WHAT YOU ARE ASKED TO DO. Lines in the records below that contain the word "title" must each be copied.

ENTRIES SHOWN.
============
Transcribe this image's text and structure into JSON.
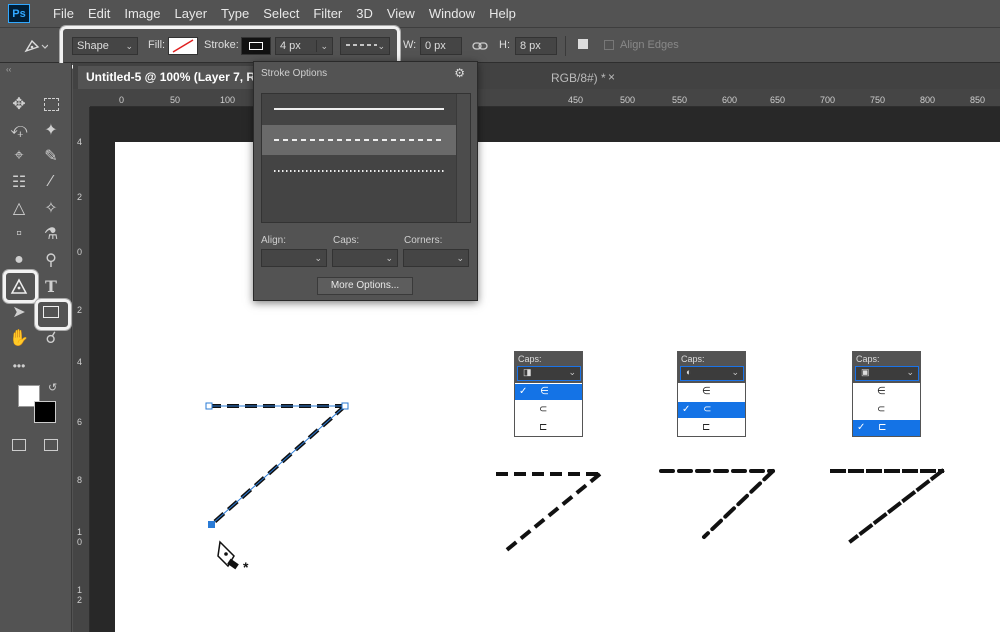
{
  "menu": [
    "File",
    "Edit",
    "Image",
    "Layer",
    "Type",
    "Select",
    "Filter",
    "3D",
    "View",
    "Window",
    "Help"
  ],
  "app_logo": "Ps",
  "options": {
    "mode": "Shape",
    "fill_label": "Fill:",
    "stroke_label": "Stroke:",
    "stroke_width": "4 px",
    "w_label": "W:",
    "w_value": "0 px",
    "h_label": "H:",
    "h_value": "8 px",
    "align_edges": "Align Edges"
  },
  "document_tab": {
    "title": "Untitled-5 @ 100% (Layer 7, RGB",
    "tail": "RGB/8#) *",
    "close": "×"
  },
  "ruler_h": [
    "0",
    "50",
    "100",
    "450",
    "500",
    "550",
    "600",
    "650",
    "700",
    "750",
    "800",
    "850"
  ],
  "ruler_v": [
    "4",
    "2",
    "0",
    "2",
    "4",
    "6",
    "8",
    "1\n0",
    "1\n2"
  ],
  "stroke_options": {
    "title": "Stroke Options",
    "align_label": "Align:",
    "caps_label": "Caps:",
    "corners_label": "Corners:",
    "more_button": "More Options..."
  },
  "caps_popups": [
    {
      "label": "Caps:",
      "selected_index": 0
    },
    {
      "label": "Caps:",
      "selected_index": 1
    },
    {
      "label": "Caps:",
      "selected_index": 2
    }
  ],
  "colors": {
    "ui_bg": "#535353",
    "selection": "#1473e6",
    "highlight_box": "#f2f2f2"
  }
}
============
RESPONSE TO THIS TASK.
    "title": "Untitled-5 @ 100% (Layer 7, RGB",
    "title": "Stroke Options",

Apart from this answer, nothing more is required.